BEGIN
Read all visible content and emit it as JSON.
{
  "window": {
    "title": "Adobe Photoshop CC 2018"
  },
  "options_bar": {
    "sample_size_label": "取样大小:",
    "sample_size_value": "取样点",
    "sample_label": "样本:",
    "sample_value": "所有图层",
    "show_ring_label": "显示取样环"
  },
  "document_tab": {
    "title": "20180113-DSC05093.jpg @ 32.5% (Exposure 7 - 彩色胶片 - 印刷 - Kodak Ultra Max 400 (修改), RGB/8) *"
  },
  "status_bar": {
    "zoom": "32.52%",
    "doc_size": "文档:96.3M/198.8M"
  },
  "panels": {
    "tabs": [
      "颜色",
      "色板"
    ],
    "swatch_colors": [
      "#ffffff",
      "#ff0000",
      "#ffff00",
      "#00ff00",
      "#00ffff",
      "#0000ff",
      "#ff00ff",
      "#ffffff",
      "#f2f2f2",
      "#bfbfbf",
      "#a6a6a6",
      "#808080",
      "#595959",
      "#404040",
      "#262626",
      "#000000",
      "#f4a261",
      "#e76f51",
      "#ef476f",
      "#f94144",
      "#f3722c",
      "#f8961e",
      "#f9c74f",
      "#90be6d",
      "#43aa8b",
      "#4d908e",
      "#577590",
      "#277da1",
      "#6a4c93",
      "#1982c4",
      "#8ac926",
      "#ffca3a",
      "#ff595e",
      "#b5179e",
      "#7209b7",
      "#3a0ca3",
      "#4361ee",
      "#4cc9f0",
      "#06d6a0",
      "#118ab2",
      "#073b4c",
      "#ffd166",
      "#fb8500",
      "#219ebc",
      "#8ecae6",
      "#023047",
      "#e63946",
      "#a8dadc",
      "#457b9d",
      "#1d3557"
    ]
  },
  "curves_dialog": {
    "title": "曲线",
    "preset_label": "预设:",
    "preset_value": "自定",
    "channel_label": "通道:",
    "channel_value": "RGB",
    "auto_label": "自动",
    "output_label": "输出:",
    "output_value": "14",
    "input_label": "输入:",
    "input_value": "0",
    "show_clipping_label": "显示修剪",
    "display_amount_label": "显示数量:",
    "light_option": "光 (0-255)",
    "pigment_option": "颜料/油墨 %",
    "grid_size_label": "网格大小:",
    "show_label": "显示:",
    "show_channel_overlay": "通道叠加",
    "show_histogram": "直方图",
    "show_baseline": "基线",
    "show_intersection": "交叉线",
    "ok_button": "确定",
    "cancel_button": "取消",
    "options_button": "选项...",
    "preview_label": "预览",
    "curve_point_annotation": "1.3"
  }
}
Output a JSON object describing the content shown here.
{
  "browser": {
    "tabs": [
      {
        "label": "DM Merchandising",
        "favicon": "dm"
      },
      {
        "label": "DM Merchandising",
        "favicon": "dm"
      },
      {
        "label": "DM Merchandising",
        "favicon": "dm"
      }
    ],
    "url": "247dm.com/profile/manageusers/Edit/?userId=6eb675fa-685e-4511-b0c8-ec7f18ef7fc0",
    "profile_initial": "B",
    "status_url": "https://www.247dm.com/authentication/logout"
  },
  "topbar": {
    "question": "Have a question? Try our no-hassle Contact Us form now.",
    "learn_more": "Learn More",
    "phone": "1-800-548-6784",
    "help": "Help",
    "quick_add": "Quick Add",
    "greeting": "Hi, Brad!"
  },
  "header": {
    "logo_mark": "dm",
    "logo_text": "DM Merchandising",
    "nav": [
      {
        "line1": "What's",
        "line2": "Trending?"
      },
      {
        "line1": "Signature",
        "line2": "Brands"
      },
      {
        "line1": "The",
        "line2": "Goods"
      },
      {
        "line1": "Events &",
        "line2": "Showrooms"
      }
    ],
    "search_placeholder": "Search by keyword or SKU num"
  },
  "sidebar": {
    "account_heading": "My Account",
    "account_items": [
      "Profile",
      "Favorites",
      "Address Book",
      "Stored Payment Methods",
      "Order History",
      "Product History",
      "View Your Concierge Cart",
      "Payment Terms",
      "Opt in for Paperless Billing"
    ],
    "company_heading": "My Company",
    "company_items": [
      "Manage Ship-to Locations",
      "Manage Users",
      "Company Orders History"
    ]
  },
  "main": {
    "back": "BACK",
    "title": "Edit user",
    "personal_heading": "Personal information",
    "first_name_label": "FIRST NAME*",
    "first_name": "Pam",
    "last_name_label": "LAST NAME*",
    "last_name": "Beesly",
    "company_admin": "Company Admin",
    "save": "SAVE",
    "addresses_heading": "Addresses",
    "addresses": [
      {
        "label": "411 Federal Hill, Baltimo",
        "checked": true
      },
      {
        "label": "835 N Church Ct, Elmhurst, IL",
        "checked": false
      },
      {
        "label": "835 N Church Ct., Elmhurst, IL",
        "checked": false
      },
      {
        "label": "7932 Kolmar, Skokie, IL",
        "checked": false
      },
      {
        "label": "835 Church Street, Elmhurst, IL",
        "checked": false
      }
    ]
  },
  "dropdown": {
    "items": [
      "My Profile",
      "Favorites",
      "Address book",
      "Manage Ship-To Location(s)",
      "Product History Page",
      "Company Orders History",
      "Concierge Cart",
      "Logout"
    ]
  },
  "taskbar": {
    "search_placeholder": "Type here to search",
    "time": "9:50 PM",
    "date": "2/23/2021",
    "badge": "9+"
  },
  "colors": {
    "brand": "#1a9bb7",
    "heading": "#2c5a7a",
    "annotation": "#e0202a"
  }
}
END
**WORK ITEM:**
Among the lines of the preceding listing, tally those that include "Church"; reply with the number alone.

**RESULT OF THE TASK:**
3